The task: Whatever appears in the records, write it out again exactly.
[Given information — start]
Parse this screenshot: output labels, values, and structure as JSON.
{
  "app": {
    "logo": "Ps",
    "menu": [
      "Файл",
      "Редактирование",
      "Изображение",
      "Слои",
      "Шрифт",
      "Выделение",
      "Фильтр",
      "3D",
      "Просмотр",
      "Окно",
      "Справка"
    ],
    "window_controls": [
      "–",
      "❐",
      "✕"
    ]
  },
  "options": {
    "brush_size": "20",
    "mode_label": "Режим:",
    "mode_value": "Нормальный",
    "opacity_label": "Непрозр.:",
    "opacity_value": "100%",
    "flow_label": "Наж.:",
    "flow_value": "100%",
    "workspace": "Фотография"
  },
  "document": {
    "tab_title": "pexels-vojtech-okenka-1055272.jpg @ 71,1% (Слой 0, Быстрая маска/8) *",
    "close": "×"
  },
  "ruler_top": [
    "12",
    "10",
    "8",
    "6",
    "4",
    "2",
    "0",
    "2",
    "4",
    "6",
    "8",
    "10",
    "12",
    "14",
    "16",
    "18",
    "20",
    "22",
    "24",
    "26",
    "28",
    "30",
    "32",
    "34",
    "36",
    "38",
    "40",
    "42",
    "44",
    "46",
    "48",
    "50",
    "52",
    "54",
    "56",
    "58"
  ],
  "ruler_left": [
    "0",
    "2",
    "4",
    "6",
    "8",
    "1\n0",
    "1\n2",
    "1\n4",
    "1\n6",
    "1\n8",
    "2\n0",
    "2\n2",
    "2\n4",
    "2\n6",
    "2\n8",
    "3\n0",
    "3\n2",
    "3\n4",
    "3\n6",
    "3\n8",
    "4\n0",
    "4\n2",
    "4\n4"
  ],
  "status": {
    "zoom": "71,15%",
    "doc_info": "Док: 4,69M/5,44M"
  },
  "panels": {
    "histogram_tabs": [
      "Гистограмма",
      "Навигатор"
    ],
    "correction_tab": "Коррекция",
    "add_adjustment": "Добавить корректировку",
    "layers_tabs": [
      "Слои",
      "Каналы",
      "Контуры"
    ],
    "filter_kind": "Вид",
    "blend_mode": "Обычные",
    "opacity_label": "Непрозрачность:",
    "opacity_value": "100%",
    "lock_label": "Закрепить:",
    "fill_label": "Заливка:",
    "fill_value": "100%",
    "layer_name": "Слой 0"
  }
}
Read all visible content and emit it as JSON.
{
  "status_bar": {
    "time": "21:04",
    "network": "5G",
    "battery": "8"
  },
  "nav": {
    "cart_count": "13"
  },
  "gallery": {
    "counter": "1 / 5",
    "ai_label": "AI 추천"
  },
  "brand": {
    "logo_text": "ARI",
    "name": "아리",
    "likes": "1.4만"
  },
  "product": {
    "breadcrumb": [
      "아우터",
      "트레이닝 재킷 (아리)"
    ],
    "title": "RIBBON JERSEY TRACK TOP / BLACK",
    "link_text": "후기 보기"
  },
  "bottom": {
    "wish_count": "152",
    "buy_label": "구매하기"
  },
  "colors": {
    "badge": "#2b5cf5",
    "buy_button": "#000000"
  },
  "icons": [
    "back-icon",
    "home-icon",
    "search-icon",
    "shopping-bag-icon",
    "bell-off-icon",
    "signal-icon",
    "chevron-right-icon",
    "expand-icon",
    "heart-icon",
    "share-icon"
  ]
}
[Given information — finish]
Response:
Parse this screenshot: output labels, values, and structure as JSON.
{
  "app": {
    "logo": "Ps",
    "menu": [
      "Файл",
      "Редактирование",
      "Изображение",
      "Слои",
      "Шрифт",
      "Выделение",
      "Фильтр",
      "3D",
      "Просмотр",
      "Окно",
      "Справка"
    ],
    "window_controls": [
      "–",
      "❐",
      "✕"
    ]
  },
  "options": {
    "brush_size": "20",
    "mode_label": "Режим:",
    "mode_value": "Нормальный",
    "opacity_label": "Непрозр.:",
    "opacity_value": "100%",
    "flow_label": "Наж.:",
    "flow_value": "100%",
    "workspace": "Фотография"
  },
  "document": {
    "tab_title": "pexels-vojtech-okenka-1055272.jpg @ 71,1% (Слой 0, Быстрая маска/8) *",
    "close": "×"
  },
  "ruler_top": [
    "12",
    "10",
    "8",
    "6",
    "4",
    "2",
    "0",
    "2",
    "4",
    "6",
    "8",
    "10",
    "12",
    "14",
    "16",
    "18",
    "20",
    "22",
    "24",
    "26",
    "28",
    "30",
    "32",
    "34",
    "36",
    "38",
    "40",
    "42",
    "44",
    "46",
    "48",
    "50",
    "52",
    "54",
    "56",
    "58"
  ],
  "ruler_left": [
    "0",
    "2",
    "4",
    "6",
    "8",
    "1\n0",
    "1\n2",
    "1\n4",
    "1\n6",
    "1\n8",
    "2\n0",
    "2\n2",
    "2\n4",
    "2\n6",
    "2\n8",
    "3\n0",
    "3\n2",
    "3\n4",
    "3\n6",
    "3\n8",
    "4\n0",
    "4\n2",
    "4\n4"
  ],
  "status": {
    "zoom": "71,15%",
    "doc_info": "Док: 4,69M/5,44M"
  },
  "panels": {
    "histogram_tabs": [
      "Гистограмма",
      "Навигатор"
    ],
    "correction_tab": "Коррекция",
    "add_adjustment": "Добавить корректировку",
    "layers_tabs": [
      "Слои",
      "Каналы",
      "Контуры"
    ],
    "filter_kind": "Вид",
    "blend_mode": "Обычные",
    "opacity_label": "Непрозрачность:",
    "opacity_value": "100%",
    "lock_label": "Закрепить:",
    "fill_label": "Заливка:",
    "fill_value": "100%",
    "layer_name": "Слой 0"
  }
}
Read all visible content and emit it as JSON.
{
  "status_bar": {
    "time": "21:04",
    "network": "5G",
    "battery": "8"
  },
  "nav": {
    "cart_count": "13"
  },
  "gallery": {
    "counter": "1 / 5",
    "ai_label": "AI 추천"
  },
  "brand": {
    "logo_text": "ARI",
    "name": "아리",
    "likes": "1.4만"
  },
  "product": {
    "breadcrumb": [
      "아우터",
      "트레이닝 재킷 (아리)"
    ],
    "title": "RIBBON JERSEY TRACK TOP / BLACK",
    "link_text": "후기 보기"
  },
  "bottom": {
    "wish_count": "152",
    "buy_label": "구매하기"
  },
  "colors": {
    "badge": "#2b5cf5",
    "buy_button": "#000000"
  },
  "icons": [
    "back-icon",
    "home-icon",
    "search-icon",
    "shopping-bag-icon",
    "bell-off-icon",
    "signal-icon",
    "chevron-right-icon",
    "expand-icon",
    "heart-icon",
    "share-icon"
  ]
}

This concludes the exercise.